The weight of writing self-studies for the Counselor Education and Speech-Language Pathology programs rested heavily on some trusted shoulders more than others, but everyone was needed to complete the studies successfully.  Of course, all of this was done in addition to the regular duties of teaching, scholarship, and service.

Both site visits started by welcoming our guests with their national accreditation magnifying glasses and microscopes in a way that expressed an openness to be examined – our vulnerability was placed willingly in the middle of the table.  Site visitors were thanked for taking time out of their busy lives to help us understand what we do well and what needed improvement.  Programs were examined from top to bottom by meeting with current students, community members, faculty, staff, and administrators. Mountains of documentation and all facilities were examined. Both teams contained people who were kind, knowledgeable, professional, genuine, and helpful.   We were all impressed by the ways in which we were examined.  

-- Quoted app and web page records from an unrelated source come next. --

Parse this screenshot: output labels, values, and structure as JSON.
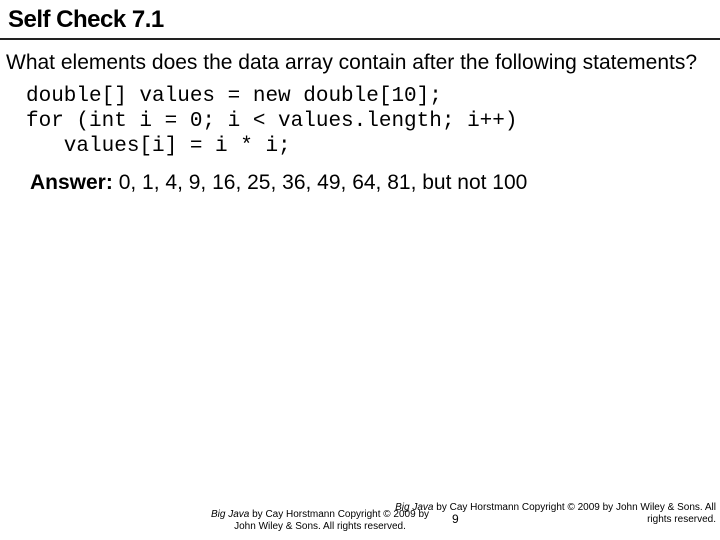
{
  "header": {
    "title": "Self Check 7.1"
  },
  "body": {
    "question": "What elements does the data array contain after the following statements?",
    "code": "double[] values = new double[10];\nfor (int i = 0; i < values.length; i++)\n   values[i] = i * i;",
    "answer_label": "Answer:",
    "answer_text": " 0, 1, 4, 9, 16, 25, 36, 49, 64, 81, but not 100"
  },
  "footer": {
    "left_book": "Big Java",
    "left_rest": " by Cay Horstmann Copyright © 2009 by John Wiley & Sons. All rights reserved.",
    "right_book": "Big Java",
    "right_rest": " by Cay Horstmann Copyright © 2009 by John Wiley & Sons. All rights reserved.",
    "page": "9"
  }
}
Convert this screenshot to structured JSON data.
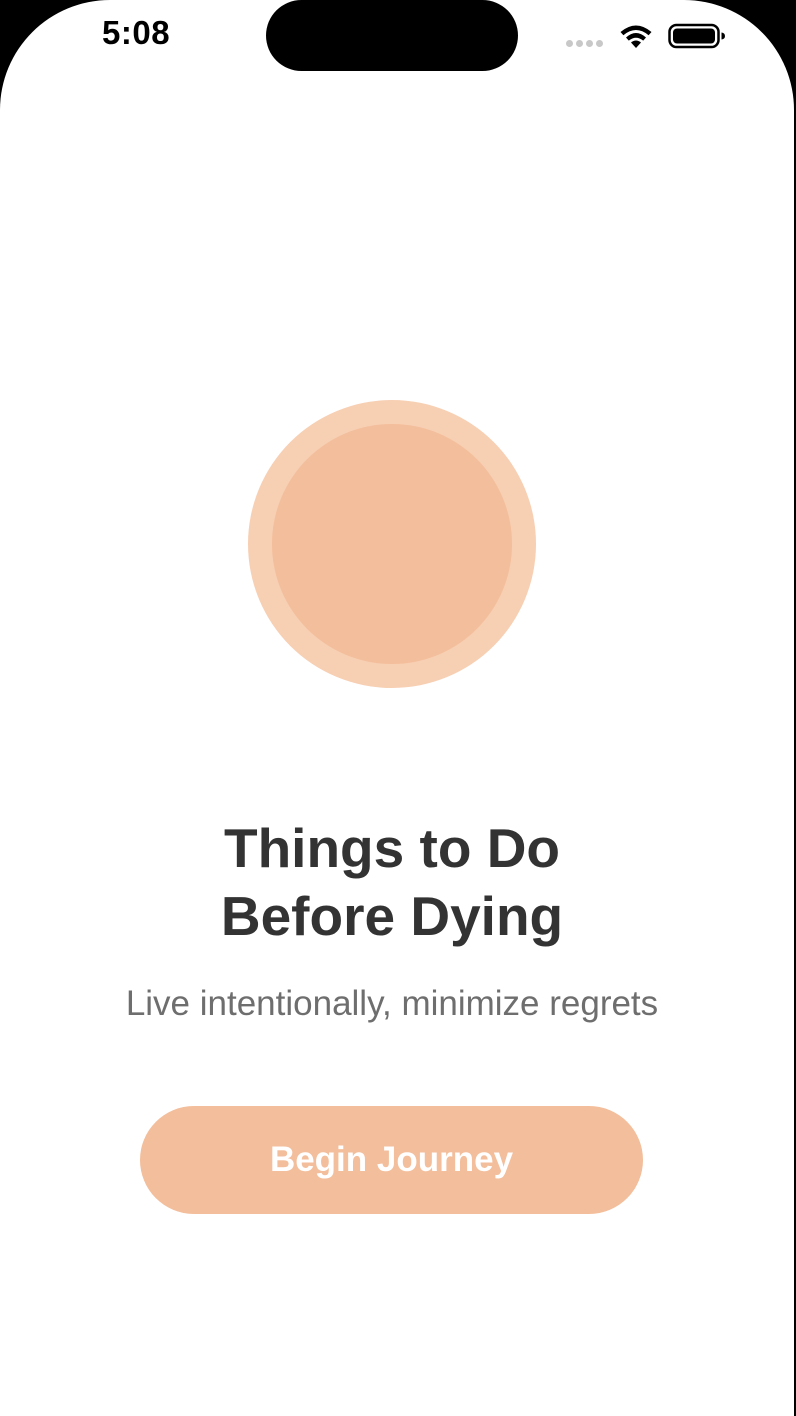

The site visits ended with collective meetings for each program.  Detailed, multi-paged lists of standards were summarized and thorough observations shared.  When the final page was turned in each meeting, we were told that all standards had been met (insert fireworks here)!  Some suggestions were shared to add to our continuous improvement process.  Results will be passed along to national accreditation bodies for their review. 

Both site-visit teams went on and on about how fortunate we are at SUNY Plattsburgh to have strong programs at a college where there is individual attention given to the growth of students.  One site visitor for the counselor education program said that if she had an 18-year-old, this is where she would send her.  A site visitor for the speech-language pathology program said he would like to work here (we have a job opening in his specialty area), but knew his spouse would not want to move away from their grandchildren.  These positive, personal statements were the “icing on the cake” of a positive process. 

Faculty members in service-oriented fields inspire the growth and development of students knowing that countless lives will be touched by what their students learn.  This exponential impact can never be measured unless the measurement device is a heart; we were happy the site visitors brought this measurement device too.  Validation for years of hard work and for the level of excellence obtained makes all of us proud.  I congratulate all faculty and staff in the Counselor Education and Speech-Language Pathology programs for a job well done.  As a community, we congratulate you and celebrate your success!